The pilgrimage was never merely about rites and rituals, for it has always involved science and progress, culture and intellection, and economics and humanities. Here we delve into Hajj as a civilizational ecosystem that speaks volumes on efforts, opportunities and prospects; past, present and future. Unveiling stories and tales of morals, values and meaning worthy of being heard by the world over in an attempt to raise awareness of this glorious timeless journey, the amazing people running it and those fortunate enough to embark on it .
It has been a long and exhausting year. But at least I've accomplished what I had set out to achieve many years ago. My labor of love...Yup, I finally got the "larger than life" Ph.D.!
Throughout my strenuously elaborate studies, it had never occurred to me to ponder: "What next?” Yet now this begging question lingers in my head and won’t let go. I know too well that one’s learning journey is never ending and that a doctorate is only the beginning, but by virtue of my work at a university, my moniker seems strange to me with the “Dr.” designation now preceding it, which eventually caused me to conclude that I rather prefer my name as it has always been, thank you very much. Without any prefixes nor titles preceding it.
By the time I had submitted/defended my thesis and gotten my degree, the hajj season was around the corner. And because I was just catching my breath and preparing myself for a new phase in life, going on a pilgrimage that year seemed the ideal next move. Hajj was an opportunity to get out of my own head, to reflect, re-evaluate, rejuvenate, re-energize and reconsider the peculiarity and value of this “larger than life” milestone of an academic degree. I chose to meditate on it all and more in the vast expanse of Makkah as a humble guest of Allah the most Merciful.
You reckon I'm dramatizing? Oh no, nothing of the sort, I assure you. You see Hajj is the best way to rearrange the tattered elements of a scattered spirit, to reclaim our right purposeful position in this life, to re-examine outstanding issues, only to re-discover that nothing is more reassuring to the heart nor more nourishing to the soul than to sense God’s constant company and his unflinching care.
I settled with my mother and sister at one of the camps. My mother had always loved to volunteer/serve the Pilgrims, or God’s guests as we like to call them, for many seasons on end and was she ever good at it! I knew I wouldn't be like the rest of the regular run-of-the-mill pilgrims, that I would merely be mom’s sidekick/helper which provided enough intellectual/spiritual contrast to my latest “larger than life” PH.D. fete. All the academic accomplishments in the world paled when compared to these seemingly endless waves of humans in white sheets. All the genuinely yearnful prayers rising to Allah in hopes for forgiveness. This wonderous egalitarianism. This marvelous honor.
At the camp female pilgrims gathered from everywhere and calls for assistance to my mom were non-stop: “I see there a guest who feels that she is not well, call her a doctor and stay with her until you rest assured she’s better ...oh, there's some kind of malfunction in the first toilet at the second row, see if you can locate a plumber and, while you’re at it, ask for a wheelchair for that old lady before we head to mount Arafa. The list went on and on and on...

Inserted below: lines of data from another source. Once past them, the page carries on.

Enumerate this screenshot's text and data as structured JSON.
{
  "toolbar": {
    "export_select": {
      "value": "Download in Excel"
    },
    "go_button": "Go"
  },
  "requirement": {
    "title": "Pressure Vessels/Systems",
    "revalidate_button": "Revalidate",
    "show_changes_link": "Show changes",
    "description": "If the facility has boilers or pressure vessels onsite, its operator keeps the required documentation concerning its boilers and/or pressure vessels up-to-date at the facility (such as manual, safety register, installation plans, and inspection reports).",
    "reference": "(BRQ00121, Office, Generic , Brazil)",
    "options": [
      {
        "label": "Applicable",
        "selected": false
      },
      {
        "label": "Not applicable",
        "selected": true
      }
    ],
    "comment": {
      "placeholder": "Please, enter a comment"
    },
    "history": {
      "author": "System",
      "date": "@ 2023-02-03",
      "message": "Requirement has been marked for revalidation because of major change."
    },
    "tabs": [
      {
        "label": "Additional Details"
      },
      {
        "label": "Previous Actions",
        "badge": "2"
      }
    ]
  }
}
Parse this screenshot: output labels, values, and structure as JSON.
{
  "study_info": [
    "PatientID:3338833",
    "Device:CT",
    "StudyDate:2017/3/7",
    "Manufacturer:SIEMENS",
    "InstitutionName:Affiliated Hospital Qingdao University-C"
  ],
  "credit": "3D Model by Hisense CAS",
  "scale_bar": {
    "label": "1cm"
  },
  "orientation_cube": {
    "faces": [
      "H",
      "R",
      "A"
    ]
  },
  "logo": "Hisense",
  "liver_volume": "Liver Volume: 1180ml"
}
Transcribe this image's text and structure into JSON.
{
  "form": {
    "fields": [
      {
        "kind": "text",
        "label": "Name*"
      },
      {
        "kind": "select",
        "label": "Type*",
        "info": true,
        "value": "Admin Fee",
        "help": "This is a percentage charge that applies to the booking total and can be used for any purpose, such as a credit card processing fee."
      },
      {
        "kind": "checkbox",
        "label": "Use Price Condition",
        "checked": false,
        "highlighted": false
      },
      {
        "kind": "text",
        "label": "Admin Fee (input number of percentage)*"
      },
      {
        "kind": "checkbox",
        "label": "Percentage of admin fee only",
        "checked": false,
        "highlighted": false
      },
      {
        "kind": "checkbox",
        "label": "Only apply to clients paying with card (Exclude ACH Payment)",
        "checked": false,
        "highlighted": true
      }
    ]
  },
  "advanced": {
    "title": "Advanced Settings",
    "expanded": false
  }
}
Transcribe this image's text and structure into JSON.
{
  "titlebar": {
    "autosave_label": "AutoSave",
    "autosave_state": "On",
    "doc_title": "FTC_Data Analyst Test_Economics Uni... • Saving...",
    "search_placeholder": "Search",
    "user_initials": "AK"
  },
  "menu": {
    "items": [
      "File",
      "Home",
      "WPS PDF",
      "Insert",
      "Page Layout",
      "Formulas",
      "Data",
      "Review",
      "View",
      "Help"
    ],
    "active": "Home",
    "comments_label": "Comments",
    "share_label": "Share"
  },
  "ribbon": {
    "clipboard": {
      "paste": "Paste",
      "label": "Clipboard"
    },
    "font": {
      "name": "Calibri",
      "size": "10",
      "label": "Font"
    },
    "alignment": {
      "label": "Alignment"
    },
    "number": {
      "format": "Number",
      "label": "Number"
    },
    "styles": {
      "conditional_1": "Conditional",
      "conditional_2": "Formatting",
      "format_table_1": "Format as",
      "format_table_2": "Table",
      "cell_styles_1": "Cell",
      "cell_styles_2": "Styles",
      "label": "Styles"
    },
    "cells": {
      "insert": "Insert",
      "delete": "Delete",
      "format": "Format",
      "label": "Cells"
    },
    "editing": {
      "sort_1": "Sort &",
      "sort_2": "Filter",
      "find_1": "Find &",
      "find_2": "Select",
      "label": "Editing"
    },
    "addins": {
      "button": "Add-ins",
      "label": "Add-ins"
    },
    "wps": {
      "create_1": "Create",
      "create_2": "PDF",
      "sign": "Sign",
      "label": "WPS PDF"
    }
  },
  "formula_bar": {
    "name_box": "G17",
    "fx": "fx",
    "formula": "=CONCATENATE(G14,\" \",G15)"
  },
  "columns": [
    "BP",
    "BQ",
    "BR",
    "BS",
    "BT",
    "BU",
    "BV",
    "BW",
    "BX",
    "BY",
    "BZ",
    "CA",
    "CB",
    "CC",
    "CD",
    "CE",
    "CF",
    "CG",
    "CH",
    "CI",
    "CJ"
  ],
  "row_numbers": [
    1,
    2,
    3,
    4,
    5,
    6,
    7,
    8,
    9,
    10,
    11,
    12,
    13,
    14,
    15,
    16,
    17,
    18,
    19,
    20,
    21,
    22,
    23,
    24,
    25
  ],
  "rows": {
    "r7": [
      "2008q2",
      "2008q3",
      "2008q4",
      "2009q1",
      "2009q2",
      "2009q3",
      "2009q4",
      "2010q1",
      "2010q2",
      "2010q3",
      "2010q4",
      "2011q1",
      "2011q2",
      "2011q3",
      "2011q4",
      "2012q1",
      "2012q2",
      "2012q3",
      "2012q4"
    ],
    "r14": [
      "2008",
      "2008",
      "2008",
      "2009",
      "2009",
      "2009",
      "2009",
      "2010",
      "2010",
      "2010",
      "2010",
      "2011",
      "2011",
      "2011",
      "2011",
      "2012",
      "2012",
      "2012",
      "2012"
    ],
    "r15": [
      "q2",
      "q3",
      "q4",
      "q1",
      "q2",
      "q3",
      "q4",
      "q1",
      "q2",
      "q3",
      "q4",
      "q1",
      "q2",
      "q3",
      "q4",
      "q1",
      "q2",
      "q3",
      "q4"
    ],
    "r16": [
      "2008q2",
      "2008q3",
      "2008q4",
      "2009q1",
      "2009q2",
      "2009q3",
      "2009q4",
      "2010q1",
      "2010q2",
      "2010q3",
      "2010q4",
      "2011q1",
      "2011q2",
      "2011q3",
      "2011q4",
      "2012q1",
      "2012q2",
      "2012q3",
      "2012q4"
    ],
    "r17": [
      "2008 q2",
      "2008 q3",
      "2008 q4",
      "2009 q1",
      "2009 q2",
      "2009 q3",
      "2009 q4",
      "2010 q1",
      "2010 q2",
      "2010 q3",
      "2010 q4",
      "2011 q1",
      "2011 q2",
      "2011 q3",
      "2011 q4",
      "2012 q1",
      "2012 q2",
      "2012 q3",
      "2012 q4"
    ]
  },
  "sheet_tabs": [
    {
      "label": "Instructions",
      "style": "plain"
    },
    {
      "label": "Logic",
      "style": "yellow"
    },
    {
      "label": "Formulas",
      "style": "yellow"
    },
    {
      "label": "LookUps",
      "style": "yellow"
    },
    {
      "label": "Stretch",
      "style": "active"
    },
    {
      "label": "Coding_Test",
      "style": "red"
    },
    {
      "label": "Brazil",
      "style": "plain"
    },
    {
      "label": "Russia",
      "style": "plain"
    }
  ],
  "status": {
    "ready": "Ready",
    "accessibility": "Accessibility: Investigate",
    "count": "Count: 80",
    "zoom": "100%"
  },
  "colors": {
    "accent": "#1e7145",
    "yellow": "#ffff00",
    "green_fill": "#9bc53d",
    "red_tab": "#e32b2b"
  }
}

That isn’t to say it was all chores, Hajj also packs a positively immense social intrigue manifesting itself in everyone’s desire, interest and joy of social introductions and exchanging conversations. It is, after all, like living a microcosm of life to its fullest, most minute details.
It is an unmatched thrill to be part of such a gathering and to willingly participate in its uniform phases and destinations, I have always enjoyed travel companions during trips for conferences, exhibitions and the like, but I tell you there is no companionship like that of hajj, it is truly something else. To equally bask in the tranquility of Mina, collectively receive mount Arafat’s super-charge of spirituality, keeping peaceful company during the hours of waiting in Muzdalifa and the stampede-like rush of throwing Jamarat. To be famished yet only indulge after you've ensured others had enough to eat. To consider slumber only when everyone is comfortable and sound asleep, to endure sweltering heat with them only to bask in sharing cold water together, all equal, similarly attired exchanging everything that brings us together and celebrating all the little cultural gems that make us different.
As my Hajj experience was coming to its conclusion, my heart remained filled with joy, my soul nourished, and an overwhelming sense of satisfaction washed over me.
Looking back now, I've come to realize how a tiny geographical spot at a particular time can engulf the "world" in its entirety placing it right at my door step. Now THAT is “larger than life”
- Arwa Khamis